Stephen’s first law of diagnosing problems in production should have been: make sure you actually know the scope of the problem. We have a process that checks for duplicates in an inbound file. Records marked as duplicates are not moved into production. A refinement of the process was installed this week. All the sudden, e-mails showed that thousands of records were being marked as duplicates. I came over to help investigate, and found people looking at code, trying to figure out what was going on, because they knew without doubt that these records were not in fact duplicates.

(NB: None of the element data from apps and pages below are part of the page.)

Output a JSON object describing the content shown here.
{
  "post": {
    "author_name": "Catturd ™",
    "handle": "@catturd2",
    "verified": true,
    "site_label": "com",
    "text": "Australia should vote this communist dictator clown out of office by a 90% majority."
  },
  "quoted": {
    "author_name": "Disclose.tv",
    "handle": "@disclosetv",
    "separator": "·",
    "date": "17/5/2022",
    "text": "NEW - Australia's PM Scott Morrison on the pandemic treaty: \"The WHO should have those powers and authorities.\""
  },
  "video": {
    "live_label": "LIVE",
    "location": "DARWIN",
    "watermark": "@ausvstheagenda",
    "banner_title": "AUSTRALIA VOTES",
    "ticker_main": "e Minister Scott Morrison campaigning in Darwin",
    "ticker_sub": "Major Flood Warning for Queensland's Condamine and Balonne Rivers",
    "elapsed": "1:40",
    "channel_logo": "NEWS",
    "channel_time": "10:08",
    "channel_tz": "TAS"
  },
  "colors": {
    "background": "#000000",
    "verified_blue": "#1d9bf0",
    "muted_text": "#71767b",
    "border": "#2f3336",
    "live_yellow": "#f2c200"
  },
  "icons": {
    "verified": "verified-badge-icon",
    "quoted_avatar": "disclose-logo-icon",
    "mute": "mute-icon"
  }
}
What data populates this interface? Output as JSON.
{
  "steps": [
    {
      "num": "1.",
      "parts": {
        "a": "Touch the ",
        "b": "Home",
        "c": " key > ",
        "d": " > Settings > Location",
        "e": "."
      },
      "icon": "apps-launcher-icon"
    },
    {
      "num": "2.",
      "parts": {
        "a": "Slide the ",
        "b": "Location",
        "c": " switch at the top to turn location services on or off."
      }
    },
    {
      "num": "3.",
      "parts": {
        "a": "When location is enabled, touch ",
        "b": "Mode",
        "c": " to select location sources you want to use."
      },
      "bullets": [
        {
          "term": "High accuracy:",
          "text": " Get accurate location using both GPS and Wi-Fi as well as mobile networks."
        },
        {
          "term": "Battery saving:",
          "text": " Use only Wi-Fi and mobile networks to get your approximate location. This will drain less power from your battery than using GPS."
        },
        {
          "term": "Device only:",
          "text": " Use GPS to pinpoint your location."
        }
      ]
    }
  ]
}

But we needed to step back and ask what is the scope of the problem? We looked at the e-mail with the duplicates, picked a name or two from the list, and looked in the original input files and confirmed that they were not in the files. So how/why were they reported? But then let’s set that aside, and ask: did all of today’s records make it into production? If yes, then we have a problem but not a crisis. The answer was yes: we could see a 1-1 match between inbound file and outbound production data. Therefore, we have a minor reporting problem, but the core of the system was working just fine. Panic averted.
So what was the cause? A staging table that had not been truncated after a previous file was processed. All those records were being reported as duplicates.
Posted with : Tech, Software Development Life Cycle, General Programming